Exercise objective: Using the listing below, return every line that includes "screenshot".

____

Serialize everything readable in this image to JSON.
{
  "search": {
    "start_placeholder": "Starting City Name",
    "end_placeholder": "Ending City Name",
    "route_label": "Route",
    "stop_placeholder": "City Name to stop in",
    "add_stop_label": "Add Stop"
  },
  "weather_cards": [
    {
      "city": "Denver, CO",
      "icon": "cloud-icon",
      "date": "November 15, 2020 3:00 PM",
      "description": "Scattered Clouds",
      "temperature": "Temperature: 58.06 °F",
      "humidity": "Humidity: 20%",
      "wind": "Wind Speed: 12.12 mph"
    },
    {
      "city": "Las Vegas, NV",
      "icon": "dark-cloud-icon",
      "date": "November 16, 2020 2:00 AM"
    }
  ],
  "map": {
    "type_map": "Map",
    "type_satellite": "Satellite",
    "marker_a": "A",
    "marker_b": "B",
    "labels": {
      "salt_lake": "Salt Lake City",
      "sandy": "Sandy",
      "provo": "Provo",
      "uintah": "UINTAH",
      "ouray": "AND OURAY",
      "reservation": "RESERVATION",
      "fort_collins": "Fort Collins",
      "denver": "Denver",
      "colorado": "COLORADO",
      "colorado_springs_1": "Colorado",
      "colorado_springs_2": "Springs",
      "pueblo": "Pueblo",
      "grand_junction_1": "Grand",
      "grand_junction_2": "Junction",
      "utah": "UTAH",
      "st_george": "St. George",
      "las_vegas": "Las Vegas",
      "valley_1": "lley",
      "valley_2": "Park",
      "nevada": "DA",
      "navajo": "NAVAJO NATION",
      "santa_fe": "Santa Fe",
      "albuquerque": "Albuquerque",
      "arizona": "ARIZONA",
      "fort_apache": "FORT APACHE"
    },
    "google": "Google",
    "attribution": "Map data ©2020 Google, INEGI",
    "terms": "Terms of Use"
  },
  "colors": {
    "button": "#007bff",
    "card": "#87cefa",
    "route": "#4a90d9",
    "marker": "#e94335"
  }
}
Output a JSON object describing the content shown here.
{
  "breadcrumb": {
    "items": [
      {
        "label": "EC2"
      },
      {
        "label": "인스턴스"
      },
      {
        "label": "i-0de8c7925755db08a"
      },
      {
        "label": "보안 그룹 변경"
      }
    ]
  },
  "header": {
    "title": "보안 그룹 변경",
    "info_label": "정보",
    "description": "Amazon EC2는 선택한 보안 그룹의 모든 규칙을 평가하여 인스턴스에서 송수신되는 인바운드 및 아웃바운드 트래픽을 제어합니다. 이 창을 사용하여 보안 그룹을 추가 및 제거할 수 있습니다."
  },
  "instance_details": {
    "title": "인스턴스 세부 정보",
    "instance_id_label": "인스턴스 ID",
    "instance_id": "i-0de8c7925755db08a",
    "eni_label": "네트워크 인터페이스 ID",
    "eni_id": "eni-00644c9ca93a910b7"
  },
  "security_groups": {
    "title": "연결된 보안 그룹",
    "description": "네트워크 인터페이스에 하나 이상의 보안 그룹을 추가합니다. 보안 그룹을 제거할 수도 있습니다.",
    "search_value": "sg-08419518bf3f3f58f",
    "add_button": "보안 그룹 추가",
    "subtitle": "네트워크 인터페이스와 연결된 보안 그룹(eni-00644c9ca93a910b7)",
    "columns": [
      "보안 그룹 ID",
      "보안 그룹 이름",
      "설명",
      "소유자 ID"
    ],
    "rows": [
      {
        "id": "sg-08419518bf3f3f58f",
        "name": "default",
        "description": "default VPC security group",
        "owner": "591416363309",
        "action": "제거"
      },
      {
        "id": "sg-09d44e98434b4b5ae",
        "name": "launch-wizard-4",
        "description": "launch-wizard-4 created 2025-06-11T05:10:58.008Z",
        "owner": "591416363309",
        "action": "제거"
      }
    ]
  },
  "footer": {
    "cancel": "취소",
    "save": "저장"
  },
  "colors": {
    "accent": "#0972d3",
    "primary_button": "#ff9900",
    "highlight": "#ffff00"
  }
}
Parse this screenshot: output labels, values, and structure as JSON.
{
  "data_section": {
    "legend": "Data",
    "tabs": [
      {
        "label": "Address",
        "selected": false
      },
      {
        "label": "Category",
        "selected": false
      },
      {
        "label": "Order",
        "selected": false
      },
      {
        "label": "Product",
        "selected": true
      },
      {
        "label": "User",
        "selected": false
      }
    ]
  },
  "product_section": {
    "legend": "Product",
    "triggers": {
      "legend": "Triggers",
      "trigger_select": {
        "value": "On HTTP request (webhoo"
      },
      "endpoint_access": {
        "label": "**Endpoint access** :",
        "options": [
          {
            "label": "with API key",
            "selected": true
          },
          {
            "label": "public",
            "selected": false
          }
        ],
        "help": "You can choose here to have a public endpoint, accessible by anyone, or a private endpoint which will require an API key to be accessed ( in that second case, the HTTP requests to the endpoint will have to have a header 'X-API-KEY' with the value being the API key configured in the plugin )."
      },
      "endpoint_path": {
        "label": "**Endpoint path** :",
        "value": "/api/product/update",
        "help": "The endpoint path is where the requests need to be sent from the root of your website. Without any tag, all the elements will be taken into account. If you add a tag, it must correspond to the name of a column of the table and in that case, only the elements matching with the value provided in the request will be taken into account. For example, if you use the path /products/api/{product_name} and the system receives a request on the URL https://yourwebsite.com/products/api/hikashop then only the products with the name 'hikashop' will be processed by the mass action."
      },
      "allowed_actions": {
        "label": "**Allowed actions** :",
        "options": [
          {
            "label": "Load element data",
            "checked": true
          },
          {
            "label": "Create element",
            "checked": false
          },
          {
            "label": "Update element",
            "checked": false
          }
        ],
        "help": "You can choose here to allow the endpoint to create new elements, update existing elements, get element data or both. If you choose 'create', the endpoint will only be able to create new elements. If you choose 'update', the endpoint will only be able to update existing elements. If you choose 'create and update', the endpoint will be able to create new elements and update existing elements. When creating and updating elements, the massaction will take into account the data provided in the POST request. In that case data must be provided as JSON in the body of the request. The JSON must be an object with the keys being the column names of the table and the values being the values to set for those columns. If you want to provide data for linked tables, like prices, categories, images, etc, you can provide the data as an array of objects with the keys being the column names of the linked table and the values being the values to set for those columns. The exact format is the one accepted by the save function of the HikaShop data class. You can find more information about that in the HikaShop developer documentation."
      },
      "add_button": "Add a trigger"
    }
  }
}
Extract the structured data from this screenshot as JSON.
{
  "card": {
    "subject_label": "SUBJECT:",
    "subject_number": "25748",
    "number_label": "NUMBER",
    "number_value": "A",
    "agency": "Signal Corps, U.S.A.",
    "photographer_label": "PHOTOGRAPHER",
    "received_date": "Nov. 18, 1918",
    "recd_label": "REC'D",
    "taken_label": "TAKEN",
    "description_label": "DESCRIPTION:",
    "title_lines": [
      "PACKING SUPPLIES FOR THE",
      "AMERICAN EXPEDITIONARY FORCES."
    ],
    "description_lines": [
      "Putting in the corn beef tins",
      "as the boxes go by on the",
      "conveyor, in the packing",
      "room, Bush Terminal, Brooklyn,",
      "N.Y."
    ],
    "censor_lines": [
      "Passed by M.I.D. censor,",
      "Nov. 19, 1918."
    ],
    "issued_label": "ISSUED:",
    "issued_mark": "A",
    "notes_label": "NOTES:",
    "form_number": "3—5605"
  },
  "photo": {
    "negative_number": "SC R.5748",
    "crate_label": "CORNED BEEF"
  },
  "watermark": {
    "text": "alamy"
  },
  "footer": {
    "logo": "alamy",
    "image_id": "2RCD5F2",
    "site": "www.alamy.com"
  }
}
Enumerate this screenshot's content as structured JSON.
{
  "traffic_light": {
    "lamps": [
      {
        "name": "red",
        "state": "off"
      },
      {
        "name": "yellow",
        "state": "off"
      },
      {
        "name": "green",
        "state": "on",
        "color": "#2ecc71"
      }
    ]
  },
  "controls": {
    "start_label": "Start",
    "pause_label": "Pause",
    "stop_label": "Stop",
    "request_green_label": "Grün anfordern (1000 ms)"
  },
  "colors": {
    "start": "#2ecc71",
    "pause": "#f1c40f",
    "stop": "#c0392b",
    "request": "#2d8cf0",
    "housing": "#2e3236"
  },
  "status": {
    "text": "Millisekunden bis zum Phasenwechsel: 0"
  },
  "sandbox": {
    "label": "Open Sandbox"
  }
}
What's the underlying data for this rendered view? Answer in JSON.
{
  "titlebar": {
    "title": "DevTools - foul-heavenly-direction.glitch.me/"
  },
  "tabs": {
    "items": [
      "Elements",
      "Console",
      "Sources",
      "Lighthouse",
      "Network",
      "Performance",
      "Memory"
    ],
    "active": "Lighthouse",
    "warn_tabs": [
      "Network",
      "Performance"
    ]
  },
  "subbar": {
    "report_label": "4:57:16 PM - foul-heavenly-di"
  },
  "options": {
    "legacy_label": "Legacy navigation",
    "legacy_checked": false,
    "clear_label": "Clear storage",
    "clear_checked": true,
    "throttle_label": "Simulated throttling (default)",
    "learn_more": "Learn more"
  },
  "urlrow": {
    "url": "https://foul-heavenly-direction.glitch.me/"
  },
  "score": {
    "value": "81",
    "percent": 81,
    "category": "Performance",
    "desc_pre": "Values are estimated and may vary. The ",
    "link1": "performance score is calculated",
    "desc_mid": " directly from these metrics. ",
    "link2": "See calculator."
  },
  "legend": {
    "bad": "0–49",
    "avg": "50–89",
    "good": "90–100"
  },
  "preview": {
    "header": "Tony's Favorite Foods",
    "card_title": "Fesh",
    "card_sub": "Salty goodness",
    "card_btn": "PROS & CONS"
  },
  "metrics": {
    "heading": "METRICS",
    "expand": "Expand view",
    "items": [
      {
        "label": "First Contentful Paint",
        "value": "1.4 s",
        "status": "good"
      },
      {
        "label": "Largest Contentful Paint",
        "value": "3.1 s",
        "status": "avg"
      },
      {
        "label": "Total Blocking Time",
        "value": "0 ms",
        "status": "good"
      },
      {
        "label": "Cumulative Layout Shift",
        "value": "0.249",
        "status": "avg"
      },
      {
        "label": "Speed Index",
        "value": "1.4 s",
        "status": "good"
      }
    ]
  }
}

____

Exercise result:
Parse this screenshot: output labels, values, and structure as JSON.
Extract the structured data from this screenshot as JSON.
Enumerate this screenshot's content as structured JSON.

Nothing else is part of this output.